  48. Phillips WR, Sturgiss E, Glasziou P, Hartman TCO, Orkin AM, Prathivadi P, et al. Improving the reporting of primary care research: consensus reporting items for studies in primary care—the CRISP statement. Ann Fam Med. 2023;21(6):549-555. [FREE Full text] [CrossRef] [Medline]
  49. Assarroudi A, Nabavi FH, Armat MR, Ebadi A, Vaismoradi M. Directed qualitative content analysis: the description and elaboration of its underpinning methods and data analysis process. J Res Nurs. 2018;23(1):42-55. [FREE Full text] [CrossRef] [Medline]

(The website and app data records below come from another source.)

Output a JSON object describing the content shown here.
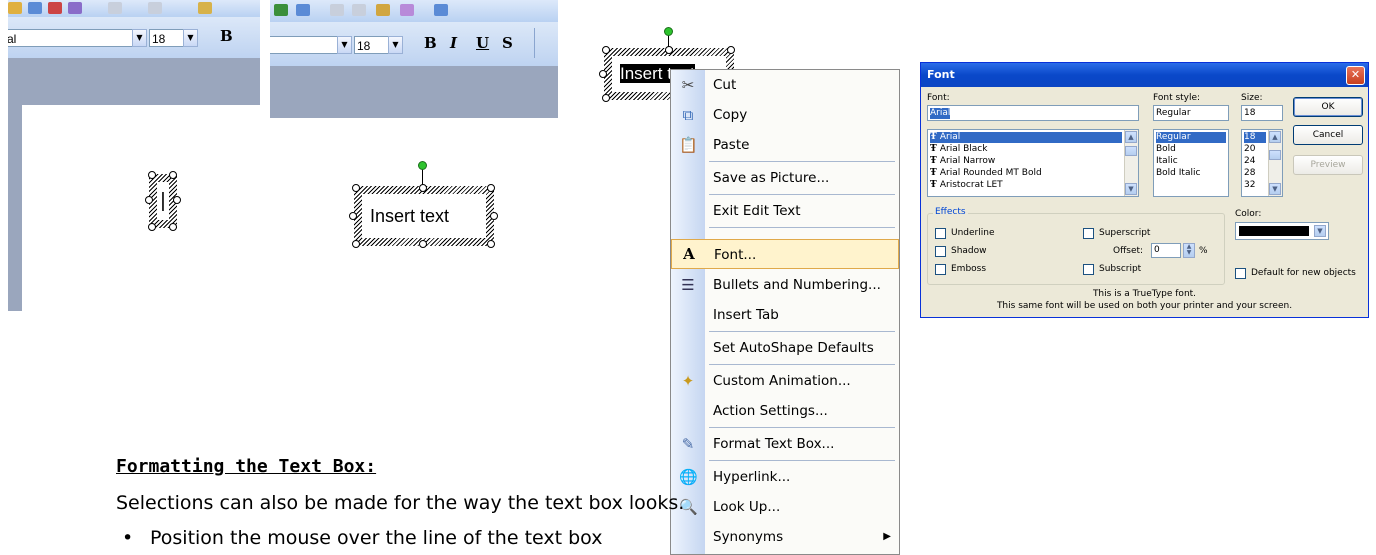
{
  "shot1": {
    "font_name": "al",
    "font_size": "18",
    "bold_label": "B",
    "cursor_text": "|"
  },
  "shot2": {
    "font_size": "18",
    "format_buttons": [
      "B",
      "I",
      "U",
      "S"
    ]
  },
  "textbox_middle": {
    "text": "Insert text"
  },
  "textbox_selected": {
    "text": "Insert text"
  },
  "context_menu": {
    "items": [
      {
        "label": "Cut",
        "icon": "scissors-icon"
      },
      {
        "label": "Copy",
        "icon": "copy-icon"
      },
      {
        "label": "Paste",
        "icon": "paste-icon"
      },
      {
        "label": "Save as Picture...",
        "icon": ""
      },
      {
        "label": "Exit Edit Text",
        "icon": ""
      },
      {
        "label": "Font...",
        "icon": "font-icon"
      },
      {
        "label": "Bullets and Numbering...",
        "icon": "bullets-icon"
      },
      {
        "label": "Insert Tab",
        "icon": ""
      },
      {
        "label": "Set AutoShape Defaults",
        "icon": ""
      },
      {
        "label": "Custom Animation...",
        "icon": "animation-icon"
      },
      {
        "label": "Action Settings...",
        "icon": ""
      },
      {
        "label": "Format Text Box...",
        "icon": "format-textbox-icon"
      },
      {
        "label": "Hyperlink...",
        "icon": "hyperlink-icon"
      },
      {
        "label": "Look Up...",
        "icon": "lookup-icon"
      },
      {
        "label": "Synonyms",
        "icon": ""
      }
    ],
    "highlighted": "Font..."
  },
  "font_dialog": {
    "title": "Font",
    "font_label": "Font:",
    "font_value": "Arial",
    "font_list": [
      "Arial",
      "Arial Black",
      "Arial Narrow",
      "Arial Rounded MT Bold",
      "Aristocrat LET"
    ],
    "style_label": "Font style:",
    "style_value": "Regular",
    "style_list": [
      "Regular",
      "Bold",
      "Italic",
      "Bold Italic"
    ],
    "size_label": "Size:",
    "size_value": "18",
    "size_list": [
      "18",
      "20",
      "24",
      "28",
      "32"
    ],
    "ok_label": "OK",
    "cancel_label": "Cancel",
    "preview_label": "Preview",
    "effects_label": "Effects",
    "underline_label": "Underline",
    "shadow_label": "Shadow",
    "emboss_label": "Emboss",
    "superscript_label": "Superscript",
    "offset_label": "Offset:",
    "offset_value": "0",
    "percent_label": "%",
    "subscript_label": "Subscript",
    "color_label": "Color:",
    "color_value": "#000000",
    "default_label": "Default for new objects",
    "info_line1": "This is a TrueType font.",
    "info_line2": "This same font will be used on both your printer and your screen."
  },
  "document": {
    "heading": "Formatting the Text Box:",
    "body": "Selections can also be made for the way the text box looks.",
    "bullet": "Position the mouse over the line of the text box"
  }
}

CAHS: Canadian Academy of Health Sciences
CHSaPRA: Canadian Health Services and Policy Research Alliance
CRISP: Consensus Reporting Items for Studies in Primary Care
PHC: primary health care
PRISMA-ScR: Preferred Reporting Items for Systematic Review and Meta-Analysis Extension for Scoping Reviews

Edited by A Mavragani; submitted 27.12.23; peer-reviewed by K Garzon Diaz, D Hua, J Job; comments to author 06.02.24; revised version received 27.02.24; accepted 04.03.24; published 23.04.24.


©Monica Aggarwal, Brian G Hutchison, Kristina M Kokorelias, Vivian R Ramsden, Noah M Ivers, Andrew Pinto, Ross E G Uphsur, Sabrina T Wong, Nick Pimlott, Steve Slade. Originally published in JMIR Research Protocols (, 23.04.2024.

This is an open-access article distributed under the terms of the Creative Commons Attribution License (, which permits unrestricted use, distribution, and reproduction in any medium, provided the original work, first published in JMIR Research Protocols, is properly cited. The complete bibliographic information, a link to the original publication on, as well as this copyright and license information must be included.